the budget estimates (BE) with the revised estimates
(RE). Take disinvestment. Pranab-babu had set a
modest target of Rs.40,000 crore. Easily achievable
if the machinery had got into motion in time. But it
didn’t. The people that matter suddenly woke up
towards the end of the third quarter of fiscal year
with an “OMG, we got to get 40,000! What do we do?”
In an utterly hasty, unplanned, unconvincing way,
the babus corralled ONGC for a 5 per cent stake
sale. They also told the lead managers how to run
their business, and at what price point to make the
offer. Then, at the eleventh hour and fifty-ninth
minute, as the issue was failing miserably, they
bullied the Ministry of Finance’s cashier of last
resort, the Life Insurance Corporation, to
subscribe. So, versus a BE of Rs.40,000 crore, the
RE was Rs.15,493 crore. No credibility.
Now look at the major subsidies. The BE on account
of food subsidies was Rs.60,573 crore. The RE was 20
per cent more, at Rs.72,823 crore. The BE on
fertiliser subsidies was Rs.49,998. It was overshot
by 34 per cent to Rs.67,199 crore. The petroleum
subsidy was budgeted at Rs.23,640 crore —Lord knows
why, because by the second half of February 2011,
crude was reigning at above $100 per barrel. The RE
was almost three times that amount at Rs.68,481
crore. Where is the credibility?
On to the fiscal deficit. The BE was Rs.4,12,817
crore or 4.6 per cent of GDP. It was overshot by a
hefty 26 per cent, or an additional Rs.1,09,163
crore. To put it in perspective, the extra fiscal
deficit alone could have given almost 91 million
poor people cash for 100 days of work at Rs.120 per
Has this huge deficit helped to raise public sector
or public-private investment? The answer is an
emphatic no. Total capital expenditure under plan
and non-plan has, in fact, fallen by 2 per cent —
from a BE of Rs.1,60,567 crore to an RE of

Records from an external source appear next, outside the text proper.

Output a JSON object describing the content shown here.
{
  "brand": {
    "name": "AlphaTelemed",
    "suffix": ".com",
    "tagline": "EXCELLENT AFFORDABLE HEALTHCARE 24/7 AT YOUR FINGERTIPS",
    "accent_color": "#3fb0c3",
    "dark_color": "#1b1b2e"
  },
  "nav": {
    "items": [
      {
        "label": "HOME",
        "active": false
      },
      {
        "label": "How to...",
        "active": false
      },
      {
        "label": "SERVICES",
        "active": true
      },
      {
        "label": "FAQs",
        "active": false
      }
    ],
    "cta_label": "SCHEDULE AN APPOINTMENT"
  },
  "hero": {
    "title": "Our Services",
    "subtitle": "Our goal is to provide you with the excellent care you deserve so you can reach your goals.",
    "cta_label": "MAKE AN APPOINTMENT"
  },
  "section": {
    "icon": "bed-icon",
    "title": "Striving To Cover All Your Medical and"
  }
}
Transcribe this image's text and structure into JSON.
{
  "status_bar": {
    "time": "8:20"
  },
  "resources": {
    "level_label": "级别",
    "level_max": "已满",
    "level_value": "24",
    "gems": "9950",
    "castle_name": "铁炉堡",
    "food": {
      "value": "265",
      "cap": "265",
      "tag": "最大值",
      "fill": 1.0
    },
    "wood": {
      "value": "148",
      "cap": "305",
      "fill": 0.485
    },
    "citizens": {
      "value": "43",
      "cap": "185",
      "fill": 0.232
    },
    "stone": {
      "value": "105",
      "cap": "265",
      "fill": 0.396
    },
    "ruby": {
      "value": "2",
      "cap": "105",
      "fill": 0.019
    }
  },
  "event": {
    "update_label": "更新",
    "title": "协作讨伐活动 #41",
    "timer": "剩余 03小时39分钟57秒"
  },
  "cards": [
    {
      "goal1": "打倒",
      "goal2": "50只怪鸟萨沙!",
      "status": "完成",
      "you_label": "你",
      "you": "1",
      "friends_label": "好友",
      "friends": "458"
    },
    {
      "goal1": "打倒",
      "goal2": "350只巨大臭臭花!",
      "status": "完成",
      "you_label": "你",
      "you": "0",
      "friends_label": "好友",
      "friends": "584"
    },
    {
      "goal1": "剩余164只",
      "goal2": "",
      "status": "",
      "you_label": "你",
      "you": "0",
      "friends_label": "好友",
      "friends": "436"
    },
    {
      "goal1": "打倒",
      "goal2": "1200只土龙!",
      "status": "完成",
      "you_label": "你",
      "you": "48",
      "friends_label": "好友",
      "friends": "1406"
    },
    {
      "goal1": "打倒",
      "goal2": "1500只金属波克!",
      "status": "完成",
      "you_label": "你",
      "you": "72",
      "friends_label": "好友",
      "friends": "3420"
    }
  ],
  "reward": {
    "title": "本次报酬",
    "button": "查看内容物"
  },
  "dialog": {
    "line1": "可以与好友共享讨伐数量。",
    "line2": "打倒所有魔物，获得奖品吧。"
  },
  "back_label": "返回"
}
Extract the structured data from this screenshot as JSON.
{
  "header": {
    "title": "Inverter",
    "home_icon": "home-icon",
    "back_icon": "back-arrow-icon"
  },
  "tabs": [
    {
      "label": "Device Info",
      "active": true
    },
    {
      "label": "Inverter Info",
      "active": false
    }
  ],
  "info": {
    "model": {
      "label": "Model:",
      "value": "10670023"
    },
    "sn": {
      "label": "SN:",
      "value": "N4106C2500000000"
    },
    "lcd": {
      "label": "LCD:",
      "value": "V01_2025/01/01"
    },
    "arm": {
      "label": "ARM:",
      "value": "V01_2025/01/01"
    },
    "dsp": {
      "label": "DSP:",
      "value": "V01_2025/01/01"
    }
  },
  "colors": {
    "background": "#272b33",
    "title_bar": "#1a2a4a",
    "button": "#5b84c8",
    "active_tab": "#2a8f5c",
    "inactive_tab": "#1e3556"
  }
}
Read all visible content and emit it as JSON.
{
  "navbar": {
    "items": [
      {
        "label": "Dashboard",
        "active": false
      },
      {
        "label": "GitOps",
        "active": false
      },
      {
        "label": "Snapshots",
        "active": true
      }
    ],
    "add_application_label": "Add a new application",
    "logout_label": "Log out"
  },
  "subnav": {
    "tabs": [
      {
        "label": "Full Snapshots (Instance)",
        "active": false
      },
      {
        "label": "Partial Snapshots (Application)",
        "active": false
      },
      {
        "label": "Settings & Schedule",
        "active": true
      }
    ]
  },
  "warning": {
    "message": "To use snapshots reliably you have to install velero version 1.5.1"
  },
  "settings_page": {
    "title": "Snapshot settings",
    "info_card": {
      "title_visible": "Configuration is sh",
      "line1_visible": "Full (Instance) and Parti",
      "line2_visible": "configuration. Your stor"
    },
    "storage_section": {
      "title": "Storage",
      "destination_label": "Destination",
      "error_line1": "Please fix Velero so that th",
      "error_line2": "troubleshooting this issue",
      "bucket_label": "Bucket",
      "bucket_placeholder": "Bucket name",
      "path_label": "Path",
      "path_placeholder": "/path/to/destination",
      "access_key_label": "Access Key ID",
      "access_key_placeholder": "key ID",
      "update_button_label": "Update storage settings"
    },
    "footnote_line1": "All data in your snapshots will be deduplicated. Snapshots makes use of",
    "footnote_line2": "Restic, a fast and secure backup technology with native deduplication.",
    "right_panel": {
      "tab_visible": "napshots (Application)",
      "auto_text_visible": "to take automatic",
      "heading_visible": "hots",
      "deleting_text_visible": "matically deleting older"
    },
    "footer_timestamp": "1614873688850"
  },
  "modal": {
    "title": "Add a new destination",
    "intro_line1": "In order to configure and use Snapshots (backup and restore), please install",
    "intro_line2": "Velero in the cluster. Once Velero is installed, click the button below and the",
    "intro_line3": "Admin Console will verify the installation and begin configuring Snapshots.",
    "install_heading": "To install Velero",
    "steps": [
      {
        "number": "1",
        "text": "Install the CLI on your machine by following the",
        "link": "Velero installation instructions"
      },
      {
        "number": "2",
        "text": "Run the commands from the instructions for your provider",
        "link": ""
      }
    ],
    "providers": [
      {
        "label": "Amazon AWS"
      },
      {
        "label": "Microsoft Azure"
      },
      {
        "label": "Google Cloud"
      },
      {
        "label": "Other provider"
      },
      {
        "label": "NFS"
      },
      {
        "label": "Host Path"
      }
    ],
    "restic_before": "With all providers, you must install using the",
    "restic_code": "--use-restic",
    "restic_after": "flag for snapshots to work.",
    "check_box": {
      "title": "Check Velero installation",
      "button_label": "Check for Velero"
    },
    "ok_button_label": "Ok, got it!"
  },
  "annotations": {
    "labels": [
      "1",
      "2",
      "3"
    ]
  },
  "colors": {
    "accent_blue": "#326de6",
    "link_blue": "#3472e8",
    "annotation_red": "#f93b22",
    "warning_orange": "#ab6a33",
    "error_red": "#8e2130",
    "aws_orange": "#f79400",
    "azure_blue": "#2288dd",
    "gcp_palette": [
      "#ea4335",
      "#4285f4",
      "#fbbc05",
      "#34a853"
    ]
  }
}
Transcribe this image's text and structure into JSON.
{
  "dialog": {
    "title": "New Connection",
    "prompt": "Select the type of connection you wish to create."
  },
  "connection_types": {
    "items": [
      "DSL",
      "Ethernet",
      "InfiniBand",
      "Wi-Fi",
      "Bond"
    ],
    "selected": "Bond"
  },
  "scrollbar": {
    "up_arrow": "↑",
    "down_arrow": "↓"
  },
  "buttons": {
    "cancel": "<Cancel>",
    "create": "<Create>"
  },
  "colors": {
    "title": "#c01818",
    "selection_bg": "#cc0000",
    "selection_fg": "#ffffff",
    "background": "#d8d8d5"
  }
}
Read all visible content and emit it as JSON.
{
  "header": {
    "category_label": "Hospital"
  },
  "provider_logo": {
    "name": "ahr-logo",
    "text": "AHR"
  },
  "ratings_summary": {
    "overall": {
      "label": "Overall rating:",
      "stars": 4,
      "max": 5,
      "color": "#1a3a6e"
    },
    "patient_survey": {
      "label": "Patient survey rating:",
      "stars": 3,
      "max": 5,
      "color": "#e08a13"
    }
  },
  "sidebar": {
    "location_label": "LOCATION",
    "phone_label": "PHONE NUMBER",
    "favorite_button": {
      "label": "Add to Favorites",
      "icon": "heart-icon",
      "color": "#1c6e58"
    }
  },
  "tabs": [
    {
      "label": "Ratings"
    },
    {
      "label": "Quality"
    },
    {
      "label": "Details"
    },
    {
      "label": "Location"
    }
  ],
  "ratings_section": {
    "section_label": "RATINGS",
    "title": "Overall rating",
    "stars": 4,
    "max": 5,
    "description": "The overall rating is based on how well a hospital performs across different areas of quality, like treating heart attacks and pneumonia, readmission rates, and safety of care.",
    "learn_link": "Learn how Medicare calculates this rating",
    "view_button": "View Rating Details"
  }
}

Rs.1,56,780 crore. Instead, it has gone to finance
consumption: food, fertiliser and petroleum
subsidies; interest subsidies; wage and salary
payments; and grants to state governments and union
territories. Consequently, India’s gross fixed
capital formation has fallen from 35 per cent of GDP
— itself inadequate to support 9 per cent growth —
to 30 per cent. No credibility worth the name.
Given this scenario for RE 2011-12, why should we
believe the BE for 2012-13? Consider some numbers.
The food subsidy is budgeted at Rs.75,000 crore — a
mere Rs.2,177 crore above the RE of 2011-12. When
the Food Security Bill is enacted soon enough this
year, it will raise the subsidy by at least 0.3 per
cent of GDP if not 0.4 per cent in its first year.
That is an additional burden of Rs.30,000 crore to
Rs.40,000 crore. Where does that figure in the BE
Consider petroleum subsidy. Crude oil is now ruling
at $122 per barrel. There is a high probability of
an international crisis conflagrating in Iran. How,
then, does Pranab-babu budget for the petroleum
subsidy to come down from the RE of Rs.68,481 crore
in 2011-12 to a BE of Rs,43,580 crore? He can’t cut
either the diesel or the kerosene subsidy in any
significant way. How then can he meet this target?
Similarly, fertilisers, where the subsidy is bound
to rise with an increase in the price of naphtha. To
say that the Aadhar scheme will fix this is wishful
thinking. It won’t, because this government cannot
stomach the politics of cutting subsidies.
No credibility. So, I don’t believe the fiscal
deficit numbers projected by Pranab-babu. It will
overshoot the 2012-13 BE of Rs.5,13,590 crore by at
least 10 per cent — or by over Rs.51,000 crore.
Maybe more. It doesn’t matter. For nothing is
believable in this government. Least of all a Union
budget. Incredible, isn’t it?
Published: Business World, April